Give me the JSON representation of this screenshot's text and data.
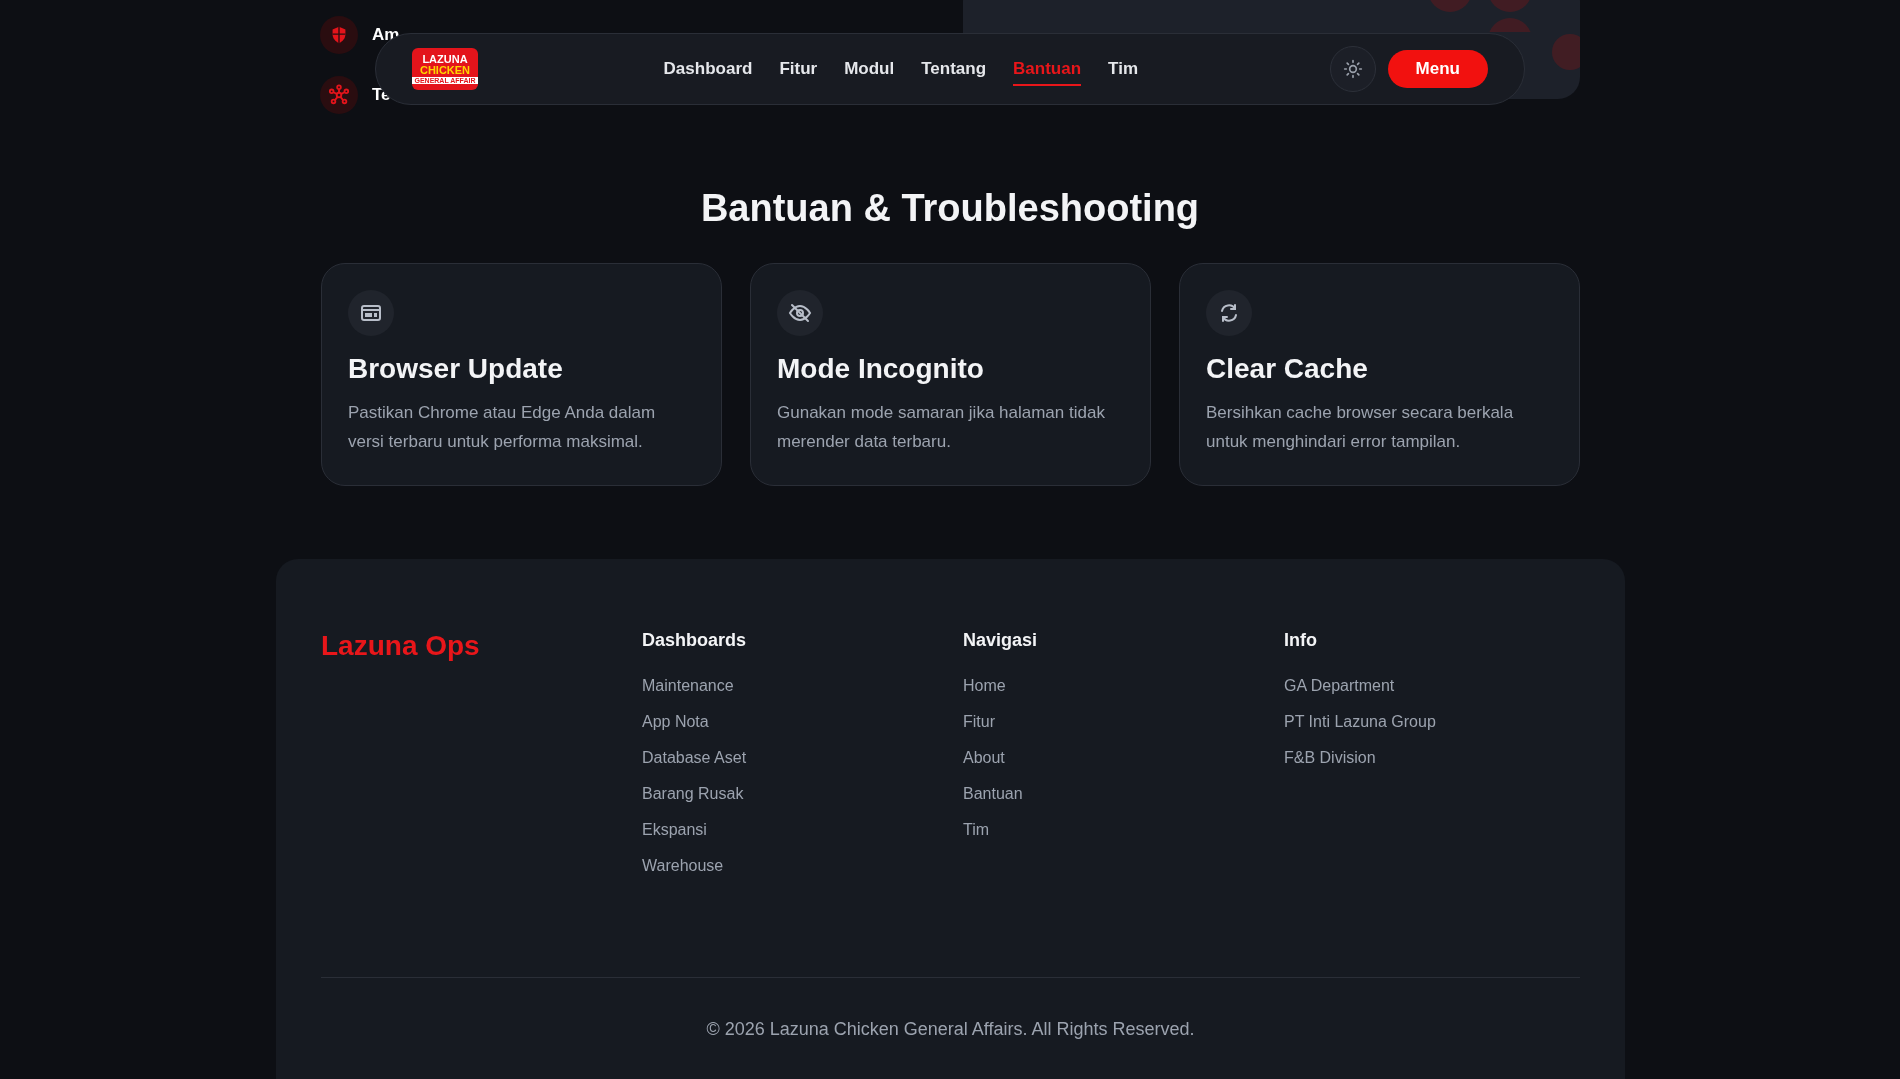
{
  "background_items": [
    {
      "kind": "shield",
      "label": "Am"
    },
    {
      "kind": "network",
      "label": "Te"
    }
  ],
  "navbar": {
    "logo": {
      "line_1": "LAZUNA",
      "line_2": "CHICKEN",
      "line_3": "GENERAL AFFAIR"
    },
    "links": [
      {
        "label": "Dashboard",
        "selected": false
      },
      {
        "label": "Fitur",
        "selected": false
      },
      {
        "label": "Modul",
        "selected": false
      },
      {
        "label": "Tentang",
        "selected": false
      },
      {
        "label": "Bantuan",
        "selected": true
      },
      {
        "label": "Tim",
        "selected": false
      }
    ],
    "menu_button": "Menu"
  },
  "help": {
    "title": "Bantuan & Troubleshooting",
    "cards": [
      {
        "kind": "browser",
        "title": "Browser Update",
        "text": "Pastikan Chrome atau Edge Anda dalam versi terbaru untuk performa maksimal."
      },
      {
        "kind": "incognito",
        "title": "Mode Incognito",
        "text": "Gunakan mode samaran jika halaman tidak merender data terbaru."
      },
      {
        "kind": "refresh",
        "title": "Clear Cache",
        "text": "Bersihkan cache browser secara berkala untuk menghindari error tampilan."
      }
    ]
  },
  "footer": {
    "brand": "Lazuna Ops",
    "columns": [
      {
        "title": "Dashboards",
        "links": [
          "Maintenance",
          "App Nota",
          "Database Aset",
          "Barang Rusak",
          "Ekspansi",
          "Warehouse"
        ]
      },
      {
        "title": "Navigasi",
        "links": [
          "Home",
          "Fitur",
          "About",
          "Bantuan",
          "Tim"
        ]
      },
      {
        "title": "Info",
        "links": [
          "GA Department",
          "PT Inti Lazuna Group",
          "F&B Division"
        ]
      }
    ],
    "copyright": "© 2026 Lazuna Chicken General Affairs. All Rights Reserved."
  }
}
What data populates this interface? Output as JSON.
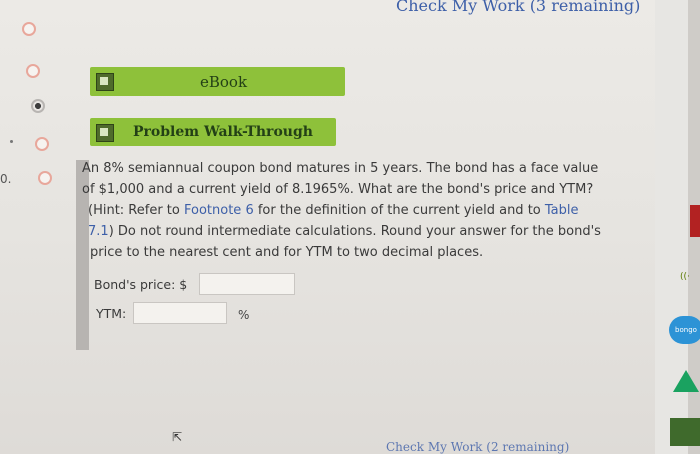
{
  "header": {
    "check_work": "Check My Work (3 remaining)"
  },
  "footer": {
    "check_work": "Check My Work (2 remaining)"
  },
  "side": {
    "number": "0."
  },
  "bars": {
    "ebook": "eBook",
    "walkthrough": "Problem Walk-Through"
  },
  "problem": {
    "l1": "An 8% semiannual coupon bond matures in 5 years. The bond has a face value",
    "l2": "of $1,000 and a current yield of 8.1965%. What are the bond's price and YTM?",
    "l3_pre": "(Hint: Refer to ",
    "l3_link1": "Footnote 6",
    "l3_mid": " for the definition of the current yield and to ",
    "l3_link2": "Table",
    "l4_link": "7.1",
    "l4_post": ") Do not round intermediate calculations. Round your answer for the bond's",
    "l5": "price to the nearest cent and for YTM to two decimal places."
  },
  "answers": {
    "price_label": "Bond's price: $",
    "ytm_label": "YTM:",
    "ytm_unit": "%",
    "price_value": "",
    "ytm_value": ""
  },
  "right": {
    "badge": "bongo",
    "audio": "((·"
  }
}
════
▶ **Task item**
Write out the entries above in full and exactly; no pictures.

▶ **Solution to the exercise**
Give me the JSON representation of this screenshot's text and data.
{
  "background_items": [
    {
      "kind": "shield",
      "label": "Am"
    },
    {
      "kind": "network",
      "label": "Te"
    }
  ],
  "navbar": {
    "logo": {
      "line_1": "LAZUNA",
      "line_2": "CHICKEN",
      "line_3": "GENERAL AFFAIR"
    },
    "links": [
      {
        "label": "Dashboard",
        "selected": false
      },
      {
        "label": "Fitur",
        "selected": false
      },
      {
        "label": "Modul",
        "selected": false
      },
      {
        "label": "Tentang",
        "selected": false
      },
      {
        "label": "Bantuan",
        "selected": true
      },
      {
        "label": "Tim",
        "selected": false
      }
    ],
    "menu_button": "Menu"
  },
  "help": {
    "title": "Bantuan & Troubleshooting",
    "cards": [
      {
        "kind": "browser",
        "title": "Browser Update",
        "text": "Pastikan Chrome atau Edge Anda dalam versi terbaru untuk performa maksimal."
      },
      {
        "kind": "incognito",
        "title": "Mode Incognito",
        "text": "Gunakan mode samaran jika halaman tidak merender data terbaru."
      },
      {
        "kind": "refresh",
        "title": "Clear Cache",
        "text": "Bersihkan cache browser secara berkala untuk menghindari error tampilan."
      }
    ]
  },
  "footer": {
    "brand": "Lazuna Ops",
    "columns": [
      {
        "title": "Dashboards",
        "links": [
          "Maintenance",
          "App Nota",
          "Database Aset",
          "Barang Rusak",
          "Ekspansi",
          "Warehouse"
        ]
      },
      {
        "title": "Navigasi",
        "links": [
          "Home",
          "Fitur",
          "About",
          "Bantuan",
          "Tim"
        ]
      },
      {
        "title": "Info",
        "links": [
          "GA Department",
          "PT Inti Lazuna Group",
          "F&B Division"
        ]
      }
    ],
    "copyright": "© 2026 Lazuna Chicken General Affairs. All Rights Reserved."
  }
}
What data populates this interface? Output as JSON.
{
  "header": {
    "check_work": "Check My Work (3 remaining)"
  },
  "footer": {
    "check_work": "Check My Work (2 remaining)"
  },
  "side": {
    "number": "0."
  },
  "bars": {
    "ebook": "eBook",
    "walkthrough": "Problem Walk-Through"
  },
  "problem": {
    "l1": "An 8% semiannual coupon bond matures in 5 years. The bond has a face value",
    "l2": "of $1,000 and a current yield of 8.1965%. What are the bond's price and YTM?",
    "l3_pre": "(Hint: Refer to ",
    "l3_link1": "Footnote 6",
    "l3_mid": " for the definition of the current yield and to ",
    "l3_link2": "Table",
    "l4_link": "7.1",
    "l4_post": ") Do not round intermediate calculations. Round your answer for the bond's",
    "l5": "price to the nearest cent and for YTM to two decimal places."
  },
  "answers": {
    "price_label": "Bond's price: $",
    "ytm_label": "YTM:",
    "ytm_unit": "%",
    "price_value": "",
    "ytm_value": ""
  },
  "right": {
    "badge": "bongo",
    "audio": "((·"
  }
}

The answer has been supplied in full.